Zhang Z., Hou R., Lan J. et al. 2016b: Analysis of the breast milk of giant pandas (Ailuropoda melanoleuca) and the preparation of substitutes. J. Vet. Med. Sci. 78: 747–754. Google Scholar


Zhao H., Yang J.-R., Xu H. & Zhang J. 2010: Pseudogenization of the umami taste receptor gene Tas1r1 in the giant panda coincided with its dietary switch to bamboo. Mol. Biol. Evol. 27: 2669–2673. Google Scholar
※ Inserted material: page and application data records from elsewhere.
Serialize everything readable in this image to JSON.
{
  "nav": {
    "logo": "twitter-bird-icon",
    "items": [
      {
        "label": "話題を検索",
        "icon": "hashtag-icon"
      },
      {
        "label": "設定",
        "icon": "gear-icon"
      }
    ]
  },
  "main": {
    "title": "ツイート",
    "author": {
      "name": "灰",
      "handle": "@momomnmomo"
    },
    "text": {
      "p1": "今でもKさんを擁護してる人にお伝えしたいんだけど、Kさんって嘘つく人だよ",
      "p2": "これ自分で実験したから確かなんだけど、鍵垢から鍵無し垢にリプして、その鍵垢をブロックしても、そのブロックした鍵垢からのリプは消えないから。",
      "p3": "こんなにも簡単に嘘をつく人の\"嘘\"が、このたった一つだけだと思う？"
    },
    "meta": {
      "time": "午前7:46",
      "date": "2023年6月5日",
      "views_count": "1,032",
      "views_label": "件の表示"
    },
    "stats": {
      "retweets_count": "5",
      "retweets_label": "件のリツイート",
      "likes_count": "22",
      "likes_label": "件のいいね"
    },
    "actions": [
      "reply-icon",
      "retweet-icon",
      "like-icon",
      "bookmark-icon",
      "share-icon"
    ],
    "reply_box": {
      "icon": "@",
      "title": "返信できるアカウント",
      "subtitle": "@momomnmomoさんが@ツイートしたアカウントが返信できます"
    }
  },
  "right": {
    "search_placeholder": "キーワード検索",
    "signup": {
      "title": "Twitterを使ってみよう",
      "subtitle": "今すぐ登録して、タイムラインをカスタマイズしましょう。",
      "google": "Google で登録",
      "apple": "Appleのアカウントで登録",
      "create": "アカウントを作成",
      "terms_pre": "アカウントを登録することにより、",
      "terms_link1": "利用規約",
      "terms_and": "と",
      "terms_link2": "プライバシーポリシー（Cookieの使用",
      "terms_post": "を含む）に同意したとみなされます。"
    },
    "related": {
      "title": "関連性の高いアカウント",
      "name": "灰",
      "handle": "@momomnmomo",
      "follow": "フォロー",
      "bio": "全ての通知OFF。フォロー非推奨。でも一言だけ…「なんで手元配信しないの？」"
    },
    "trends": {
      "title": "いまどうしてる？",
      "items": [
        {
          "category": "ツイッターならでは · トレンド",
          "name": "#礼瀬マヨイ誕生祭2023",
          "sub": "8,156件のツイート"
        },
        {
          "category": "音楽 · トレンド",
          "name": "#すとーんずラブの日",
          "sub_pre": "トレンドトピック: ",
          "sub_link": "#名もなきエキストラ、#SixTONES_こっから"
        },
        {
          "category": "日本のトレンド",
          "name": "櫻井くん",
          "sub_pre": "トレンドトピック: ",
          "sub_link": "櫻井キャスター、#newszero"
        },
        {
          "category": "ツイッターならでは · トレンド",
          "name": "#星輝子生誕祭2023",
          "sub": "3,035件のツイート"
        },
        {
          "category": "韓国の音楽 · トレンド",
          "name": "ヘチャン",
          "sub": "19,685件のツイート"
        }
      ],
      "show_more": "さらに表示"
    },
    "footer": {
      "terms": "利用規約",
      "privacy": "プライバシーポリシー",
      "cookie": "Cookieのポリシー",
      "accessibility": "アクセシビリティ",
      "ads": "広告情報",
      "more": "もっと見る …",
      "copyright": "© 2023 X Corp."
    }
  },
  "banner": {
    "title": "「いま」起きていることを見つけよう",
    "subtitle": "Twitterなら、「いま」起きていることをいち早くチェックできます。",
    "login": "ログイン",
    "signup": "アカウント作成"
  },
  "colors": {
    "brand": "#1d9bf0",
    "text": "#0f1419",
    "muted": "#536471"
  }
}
Zhi L., Wenshi P., Xiaojian Z. et al. 2000: What has the panda taught us? In: Entwistle A. & Dunstone N. (eds.), Priorities for the conservation of mammalian diversity: has the panda had its day? Cambridge Press, Cambridge: 325–334. Google Scholar


Zhu X., Lindburg D.G., Pan W. et al. 2001: The reproductive strategy of giant pandas (Ailuropoda melanoleuca): infant growth and development and mother - infant relationships. J. Zool. Lond. 253: 141–155. Google Scholar
Xiangming Huang, Mingxi Li, Fei Xue, Chengdong Wang, Zhihe Zhang, Kongju Wu, Kuixing Yang, and Dunwu Qi "Rapid milk intake of captive giant panda cubs during the early growth stages," Folia Zoologica 67(3-4), 179-185, (1 December 2018).
Received: 11 July 2018; Accepted: 24 September 2018; Published: 1 December 2018

body weight
Parental care
rapid development
survival strategy
Get copyright permission
Back to Top